EXERCISE OBJECTIVE
Copy each line of the entries below that contains the string "header".

DATA UNDER STUDY

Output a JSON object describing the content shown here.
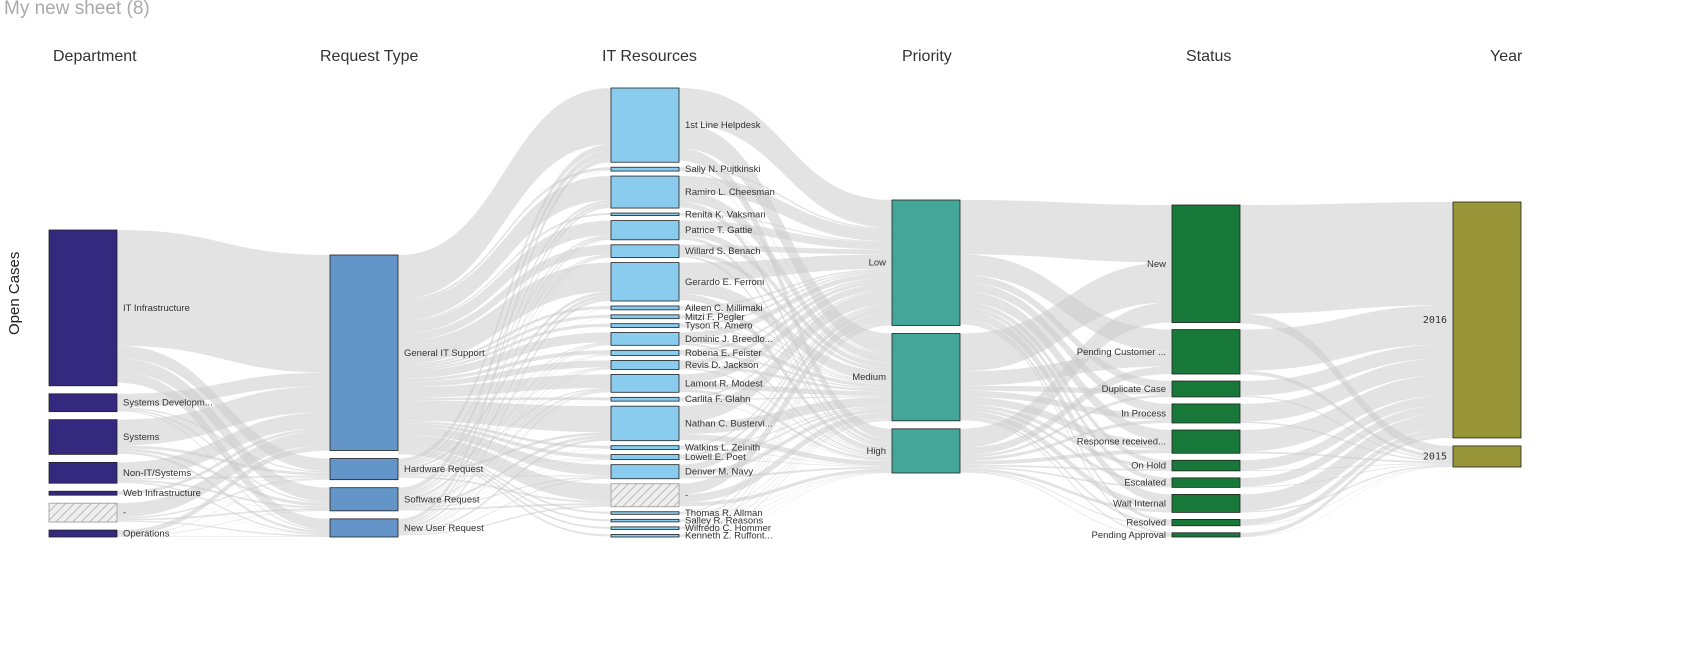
{
  "sheet": {
    "title": "My new sheet (8)"
  },
  "measure_label": "Open Cases",
  "colors": {
    "department": "#35287f",
    "request_type": "#6495c8",
    "it_resources": "#89ccee",
    "priority": "#44a699",
    "status": "#18783a",
    "year": "#979537",
    "link": "#cccccc",
    "null_hatch": "#bbbbbb"
  },
  "columns": [
    {
      "key": "department",
      "header": "Department"
    },
    {
      "key": "request_type",
      "header": "Request Type"
    },
    {
      "key": "it_resources",
      "header": "IT Resources"
    },
    {
      "key": "priority",
      "header": "Priority"
    },
    {
      "key": "status",
      "header": "Status"
    },
    {
      "key": "year",
      "header": "Year"
    }
  ],
  "nodes": {
    "department": [
      {
        "label": "IT Infrastructure",
        "value": 157
      },
      {
        "label": "Systems Developm...",
        "value": 18
      },
      {
        "label": "Systems",
        "value": 35
      },
      {
        "label": "Non-IT/Systems",
        "value": 21
      },
      {
        "label": "Web Infrastructure",
        "value": 4
      },
      {
        "label": "-",
        "value": 19,
        "null": true
      },
      {
        "label": "Operations",
        "value": 7
      }
    ],
    "request_type": [
      {
        "label": "General IT Support",
        "value": 194
      },
      {
        "label": "Hardware Request",
        "value": 21
      },
      {
        "label": "Software Request",
        "value": 23
      },
      {
        "label": "New User Request",
        "value": 18
      }
    ],
    "it_resources": [
      {
        "label": "1st Line Helpdesk",
        "value": 58
      },
      {
        "label": "Sally N. Pujtkinski",
        "value": 3
      },
      {
        "label": "Ramiro L. Cheesman",
        "value": 25
      },
      {
        "label": "Renita K. Vaksman",
        "value": 2
      },
      {
        "label": "Patrice T. Gattie",
        "value": 15
      },
      {
        "label": "Willard S. Benach",
        "value": 10
      },
      {
        "label": "Gerardo E. Ferroni",
        "value": 30
      },
      {
        "label": "Aileen C. Millimaki",
        "value": 3
      },
      {
        "label": "Mitzi F. Pegler",
        "value": 3
      },
      {
        "label": "Tyson R. Amero",
        "value": 3
      },
      {
        "label": "Dominic J. Breedlo...",
        "value": 10
      },
      {
        "label": "Robena E. Feister",
        "value": 4
      },
      {
        "label": "Revis D. Jackson",
        "value": 7
      },
      {
        "label": "Lamont R. Modest",
        "value": 14
      },
      {
        "label": "Carlita F. Glahn",
        "value": 3
      },
      {
        "label": "Nathan C. Bustervi...",
        "value": 27
      },
      {
        "label": "Watkins L. Zeinith",
        "value": 3
      },
      {
        "label": "Lowell E. Poet",
        "value": 4
      },
      {
        "label": "Denver M. Navy",
        "value": 11
      },
      {
        "label": "-",
        "value": 18,
        "null": true
      },
      {
        "label": "Thomas R. Allman",
        "value": 2
      },
      {
        "label": "Salley R. Reasons",
        "value": 2
      },
      {
        "label": "Wilfredo C. Hommer",
        "value": 2
      },
      {
        "label": "Kenneth Z. Ruffont...",
        "value": 2
      }
    ],
    "priority": [
      {
        "label": "Low",
        "value": 125
      },
      {
        "label": "Medium",
        "value": 87
      },
      {
        "label": "High",
        "value": 44
      }
    ],
    "status": [
      {
        "label": "New",
        "value": 111
      },
      {
        "label": "Pending Customer ...",
        "value": 42
      },
      {
        "label": "Duplicate Case",
        "value": 15
      },
      {
        "label": "In Process",
        "value": 18
      },
      {
        "label": "Response received...",
        "value": 22
      },
      {
        "label": "On Hold",
        "value": 10
      },
      {
        "label": "Escalated",
        "value": 9
      },
      {
        "label": "Wait Internal",
        "value": 17
      },
      {
        "label": "Resolved",
        "value": 6
      },
      {
        "label": "Pending Approval",
        "value": 4
      }
    ],
    "year": [
      {
        "label": "2016",
        "value": 235
      },
      {
        "label": "2015",
        "value": 21
      }
    ]
  }
}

ANSWER TO THE EXERCISE
      "header": "Department"
      "header": "Request Type"
      "header": "IT Resources"
      "header": "Priority"
      "header": "Status"
      "header": "Year"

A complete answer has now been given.